1 Remark by Governor Ben S. Bernanke Before the National Economists Club, Washington, D.C., November 21, 2002, Deflation: Making Sure “It” Doesn’t Happen Here.
Interestingly, that is what Bernanke was talking about in his classic paper. He suggested that the FOMC could begin by capping yields on “say, bonds maturing within the next two years.” If that was not sufficient, he noted that the Fed could attempt to cap yields at still-longer maturities, say, three to six years.
Participants noted that that is a way for balance sheet and forward guidance to reinforce each other. The fact that a “majority” of participants favored this, at least relative to capping longer-term rates, suggests we should put this higher on the list of possible revisions to tools in the FOMC’s toolkit.
Negative interest rates
For me, the most surprising discussion at the meeting was about negative interest rates. Individual policymakers came out against negative rates at the very outset of the review and it seemed as though negative interest rates were off the table. Apparently not. The discussion of negative rates began with the usual cautionary comments.
All participants judged that negative interest rates currently did not appear to be an attractive monetary policy tool in the United States
There was limited scope for doing so, the evidence on the effectiveness was limited, and there was concern about adverse effects on the willingness of financial intermediaries to lend and on the behavior of households and businesses. That seemed to reinforce why it was off the table. Then the surprise:

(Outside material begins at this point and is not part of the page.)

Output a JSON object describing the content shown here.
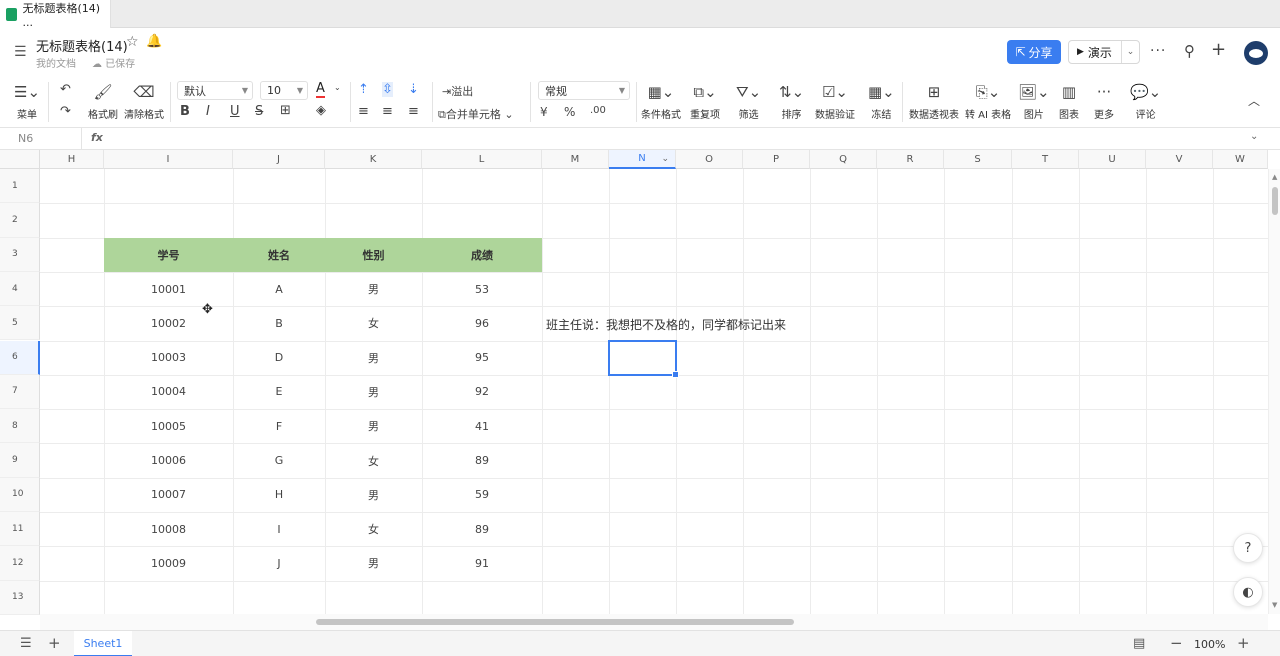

Notwithstanding these considerations, participants did not rule out the possibility that circumstances could arise in which it might be appropriate to reassess the potential role of negative interest rates as a policy tool.

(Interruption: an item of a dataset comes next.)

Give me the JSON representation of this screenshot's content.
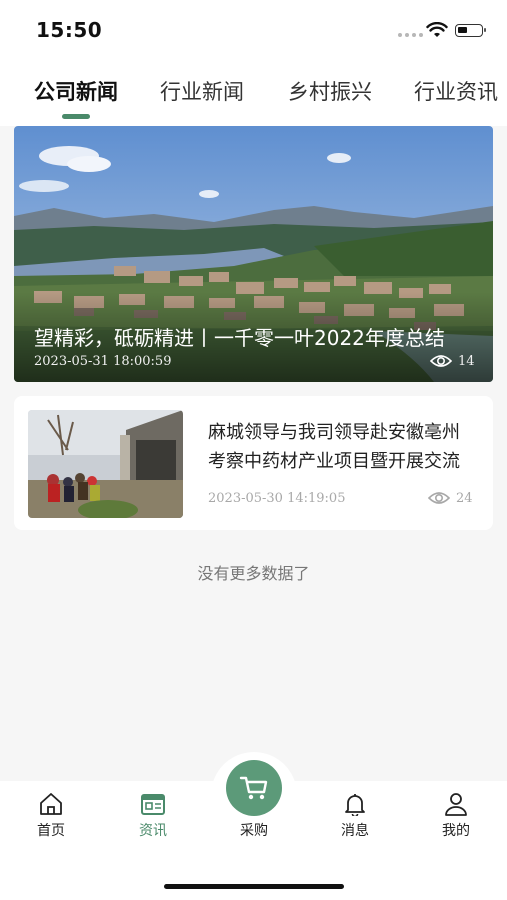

I don’t recall any participant having such a favorable attitude toward negative rates. But this sentiment was attributed not to just a couple, a few, a number, or several participants, but to “participants,” suggesting that it might possibly reflect a widespread view within the Committee. Stay tuned for further discussion of this option!
A program to facilitate lending
The [staff] briefing also discussed lending programs that could facilitate the flow of credit to households or businesses.
This is a direction–funding for lending–pursued by the Bank of England’s Monetary Policy Committee alongside the U.K. Treasury, but I doubt it would receive much consideration from the FOMC. Perhaps participants didn’t want to leave out any potential options. Perhaps they were successful!
Going Forward The Committee is in no rush to come to an agreement about revisions to strategy or tools and, importantly, about substantive revisions to the “Statement on Longer-Run Goals and Monetary Policy Strategy.” It would “take some time” and the process would be “deliberate and patient.” A number of participants judged that the review could be completed around the middle of 2020. Note that only a “number” appeared confident of that! What does that suggest?